Bay Roberts - A duo of veteran educators from Bay Roberts are making plans to share their experiences and skills with some of their colleagues in one of the poorest countries in the Western Hemisphere.
Patricia George and Trudy Hutchings have been teaching young students for a combined 60 years.
This summer, they will join eight other teachers from across Canada on a mission to San Marcos, Nicaragua, where they will provide professional development sessions to local teachers over a two-week period, beginning in late July.
George is a science teacher who recently retired from the province's school system, having worked the last 16 years of her career at Ascension Collegiate in Bay Roberts. Hutchings, an English teacher, spent most of her career in Corner Brook, retiring in 2001.
She spent the last decade teaching English in places such as Nunavut, England and China, and also spent a year on the northern Ontario First Nations reserve of Attawapiskat, which has made national headlines in recent months for issues related to substandard housing.
They will represent St. Mark's Anglican Church in Shearstown, and are now actively seeking support - both financial and school/teaching supplies - for their mission, which will take place at the Skylark Retreat Centre, which is operated by 3-Fold Ministries.
The idea is that by improving the teaching abilities of teachers in Nicaragua, most of whom are women, the future will be a little brighter for young people, George said.
"In raising the education levels of the children, in the long-term they will get better employment and be better able to look after themselves," she added.

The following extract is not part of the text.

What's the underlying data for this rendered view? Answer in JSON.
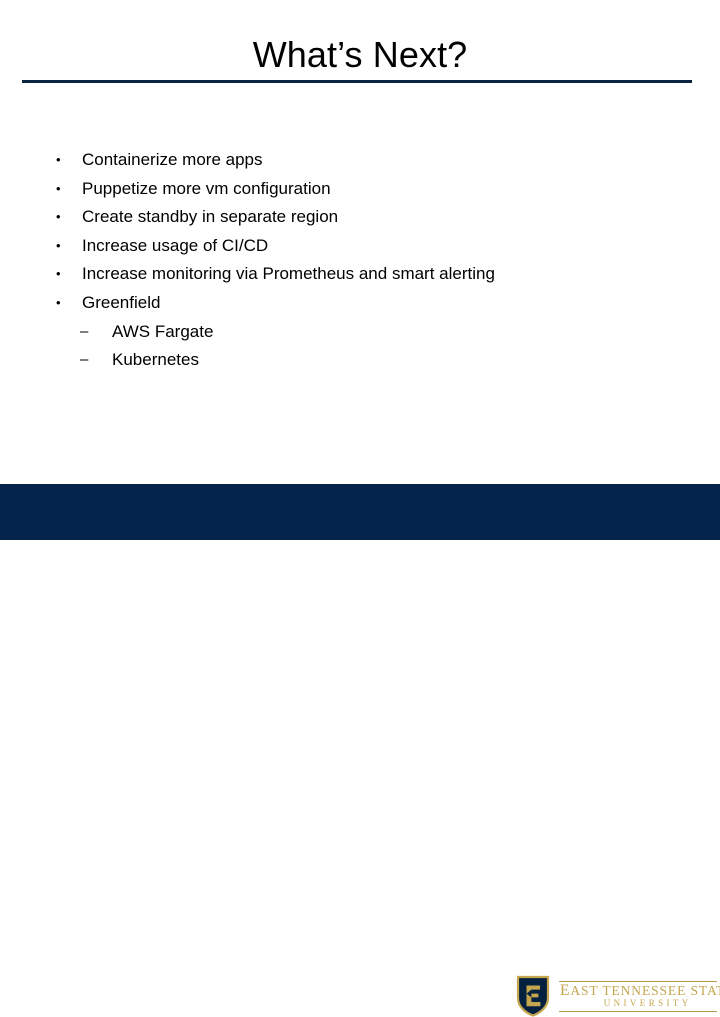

The idea for the mission took root during a trip to Nicaragua several years ago by a youth group from Ontario. Among those on the trip was Cindi Olsen, who is a school administrator.

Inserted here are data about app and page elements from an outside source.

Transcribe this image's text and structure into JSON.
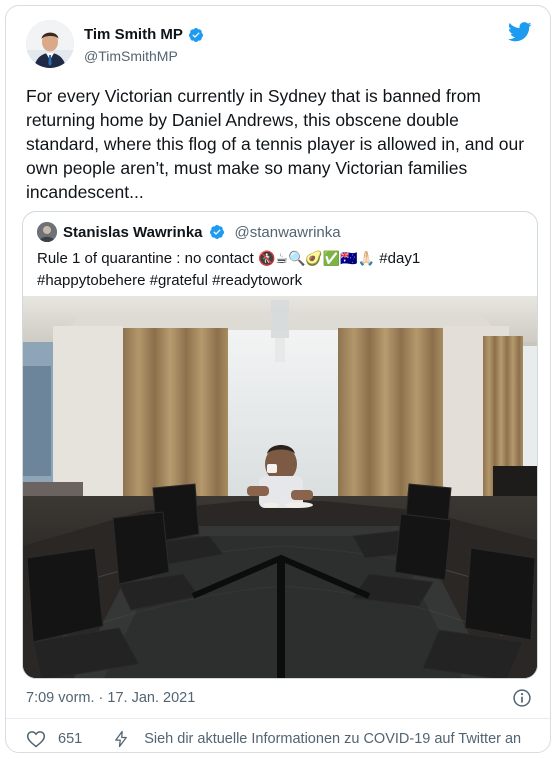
{
  "author": {
    "name": "Tim Smith MP",
    "handle": "@TimSmithMP",
    "verified": true
  },
  "tweet": {
    "text": "For every Victorian currently in Sydney that is banned from returning home by Daniel Andrews, this obscene double standard, where this flog of a tennis player is allowed in, and our own people aren’t, must make so many Victorian families incandescent..."
  },
  "quoted": {
    "name": "Stanislas Wawrinka",
    "handle": "@stanwawrinka",
    "verified": true,
    "text_prefix": "Rule 1 of quarantine : no contact ",
    "emojis": "🚷☕🔍🥑✅🇦🇺🙏🏻",
    "hashtags": " #day1 #happytobehere #grateful #readytowork"
  },
  "meta": {
    "timestamp": "7:09 vorm. · 17. Jan. 2021"
  },
  "actions": {
    "like_count": "651",
    "covid_link": "Sieh dir aktuelle Informationen zu COVID-19 auf Twitter an"
  },
  "colors": {
    "brand_blue": "#1d9bf0",
    "text_primary": "#0f1419",
    "text_secondary": "#536471",
    "border": "#cfd9de"
  },
  "icons": [
    "verified-badge-icon",
    "twitter-logo-icon",
    "info-icon",
    "heart-icon",
    "lightning-icon"
  ]
}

She was asked if such a mission was possible, and agreed to do some research. She did a survey of teachers in the San Marcos area to get a better understanding of the needs, and then put the word out to some of her colleagues in Canada.
George immediately signed on, and Hutchings was quick to follow.

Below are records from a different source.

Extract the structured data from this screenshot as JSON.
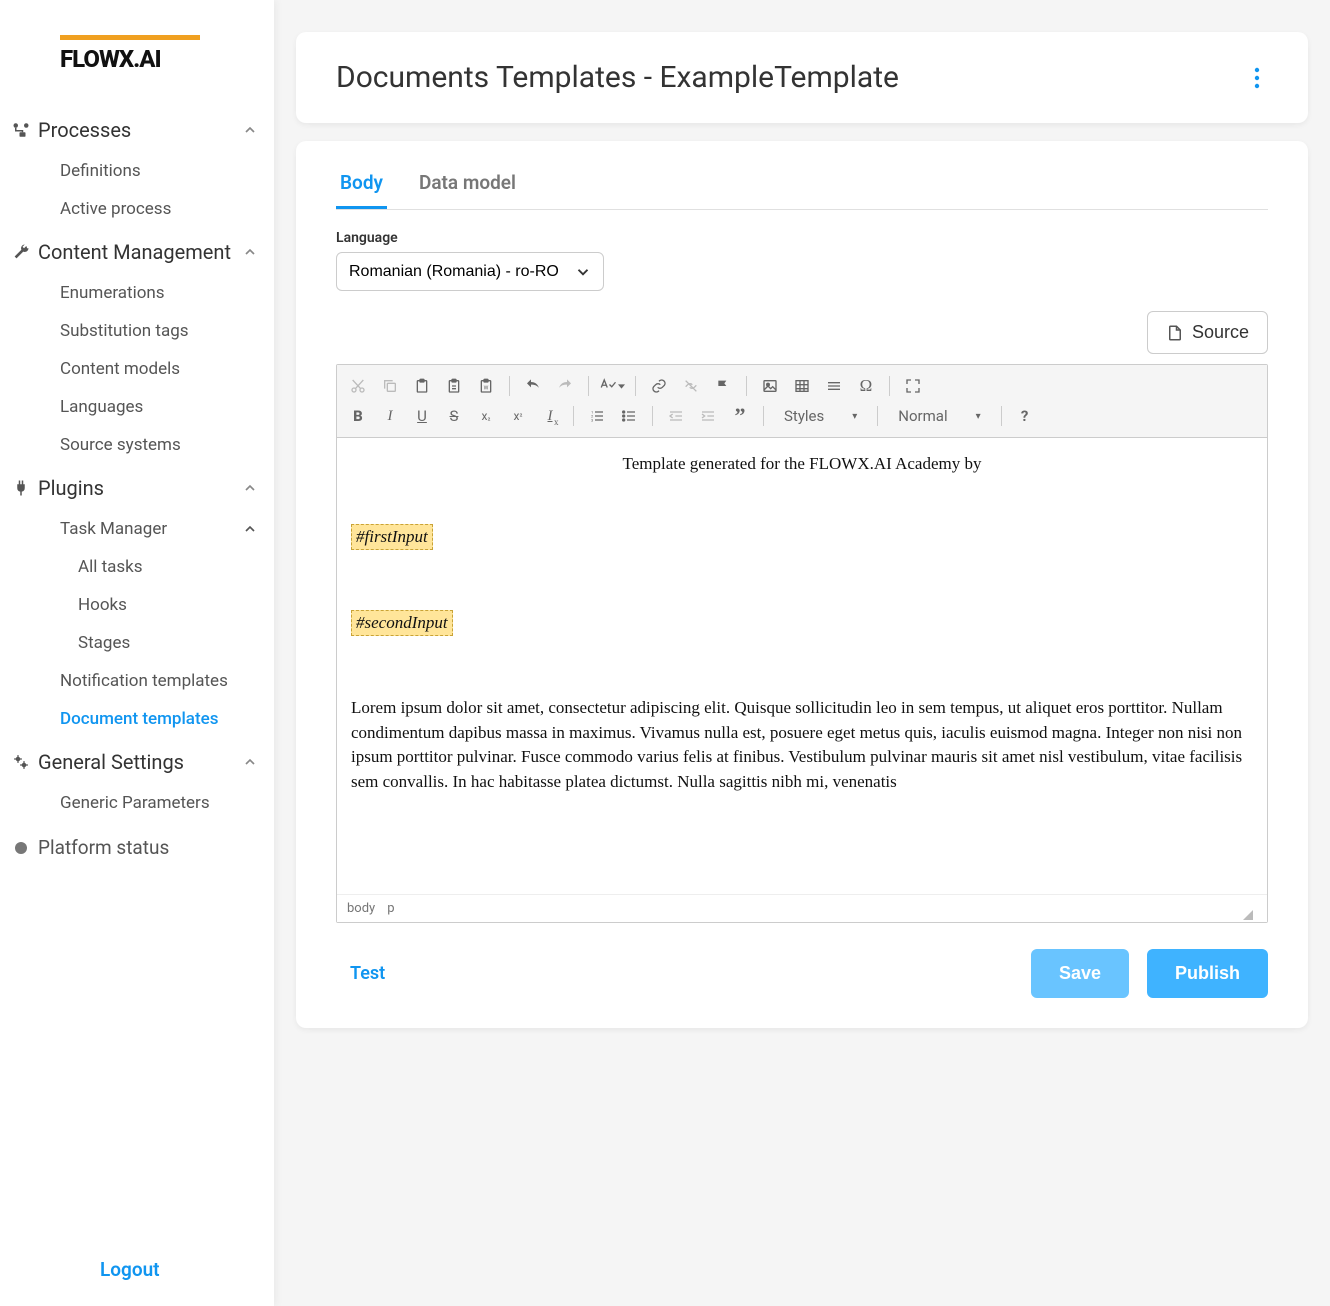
{
  "brand": "FLOWX.AI",
  "sidebar": {
    "logout": "Logout",
    "platform_status": "Platform status",
    "groups": [
      {
        "label": "Processes",
        "items": [
          {
            "label": "Definitions"
          },
          {
            "label": "Active process"
          }
        ]
      },
      {
        "label": "Content Management",
        "items": [
          {
            "label": "Enumerations"
          },
          {
            "label": "Substitution tags"
          },
          {
            "label": "Content models"
          },
          {
            "label": "Languages"
          },
          {
            "label": "Source systems"
          }
        ]
      },
      {
        "label": "Plugins",
        "subgroups": [
          {
            "label": "Task Manager",
            "items": [
              {
                "label": "All tasks"
              },
              {
                "label": "Hooks"
              },
              {
                "label": "Stages"
              }
            ]
          }
        ],
        "items": [
          {
            "label": "Notification templates"
          },
          {
            "label": "Document templates",
            "active": true
          }
        ]
      },
      {
        "label": "General Settings",
        "items": [
          {
            "label": "Generic Parameters"
          }
        ]
      }
    ]
  },
  "header": {
    "title": "Documents Templates - ExampleTemplate"
  },
  "tabs": {
    "body": "Body",
    "data_model": "Data model"
  },
  "language": {
    "label": "Language",
    "value": "Romanian (Romania) - ro-RO"
  },
  "source_button": "Source",
  "editor": {
    "styles_label": "Styles",
    "format_label": "Normal",
    "content": {
      "center_line": "Template generated for the FLOWX.AI Academy by",
      "token1": "#firstInput",
      "token2": "#secondInput",
      "para": "Lorem ipsum dolor sit amet, consectetur adipiscing elit. Quisque sollicitudin leo in sem tempus, ut aliquet eros porttitor. Nullam condimentum dapibus massa in maximus. Vivamus nulla est, posuere eget metus quis, iaculis euismod magna. Integer non nisi non ipsum porttitor pulvinar. Fusce commodo varius felis at finibus. Vestibulum pulvinar mauris sit amet nisl vestibulum, vitae facilisis sem convallis. In hac habitasse platea dictumst. Nulla sagittis nibh mi, venenatis"
    },
    "status_path": [
      "body",
      "p"
    ]
  },
  "actions": {
    "test": "Test",
    "save": "Save",
    "publish": "Publish"
  }
}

It's expected that up to 100 Nicaraguan teachers - 50 in the first week and 50 more in the second week - will take part in a series of professional development seminars, touching on a wide spectrum of the curriculum.
George said the school system breaks for just two weeks in the summer, and the Nicaraguan teachers taking part in the training will be giving up half their vacation.
And since there are so few teaching resources in the country, George and Hutchings will have to be creative in the way they pass along their knowledge and techniques to their colleagues in Nicaragua.
George plans to promote science concepts through the use of games, and emphasize the advantages of co-operative learning techniques, such as working in groups.
Hutchings will concentrate on literacy development, and will also use games to pass along some teaching strategies.
Both will learn as much Spanish as they can in the coming months.
"If I can help just one woman improve her lot in life, it will be worthwhile," Hutchings said.
They will be travelling to an area ravaged by social problems, including gang and domestic violence, teen pregnancy and poverty.
The country has undergone periods of political unrest over the years, including a dictatorship, and a fiscal crisis that led to a revolution in the 1960s and '70s. It has experienced economic growth and political stability in recent years, but nearly half of the population continues to live below the poverty level.
So why would two women from this area want to travel to Nicaragua?
Both say they have been afforded many advantages in this country, and feel a deep desire to help those who are less fortunate.
"We're all our brother's keeper," George said. "Everyone should be looking out for one another."
Trudy said those who have a roof over their head, food in the refrigerator and a warm bed to sleep in are very fortunate. Many in the world are not so lucky.
"I feel very blessed because I've had so many advantages. And maybe you have to pass on some of those advantages that you've been given," Hutchings said.
It's expected that George and Hutchings will need up to $3,000 each to take part in the mission. They have also started a campaign to collect school/teaching supplies.
They are organizing a March 4 gospel concert for St. Mark's Church, are selling tickets on a hand-made guitar, and a flea market is being planned for this spring. They are also making presentations to any group that would like to hear more about the mission.
All funds will be processed by St. Mark's Church.
- Location - Central America, bordering both the Caribbean Sea and the North Pacific Ocean, between Costa Rica and Honduras;
- Languages - Spanish is the official language, though English and indigenous languages are found on the Atlantic Coast;
- Religions - Roman Catholic (58.5 per cent), and Protestant (23.2 per cent), none (15.7 per cent);
- Population - 5.66 million (July 2011 estimate);
- Capital city - Managua (population of roughly 935,000);
- Education expenditures - 3.1 per cent of GDP, compared to 4.9 per cent in Canada;
- Literacy rate - 67.5 per cent (definition: age 15 and over can read and write);
- Government type - republic (gained independence from Spain in 1821);
- Leadership - President Daniel Ortega;
- Economy - is considered the poorest country in Central America, and the second poorest in the hemisphere, with widespread underemployment and poverty. An estimated 48 per cent of the population live below the poverty line;
- Industries - food processing, chemicals, machinery and metal products, knit and woven apparel, petroleum refining and distribution, beverages, footwear and wood.
Source: The Central Intelligence Agency's World Factbook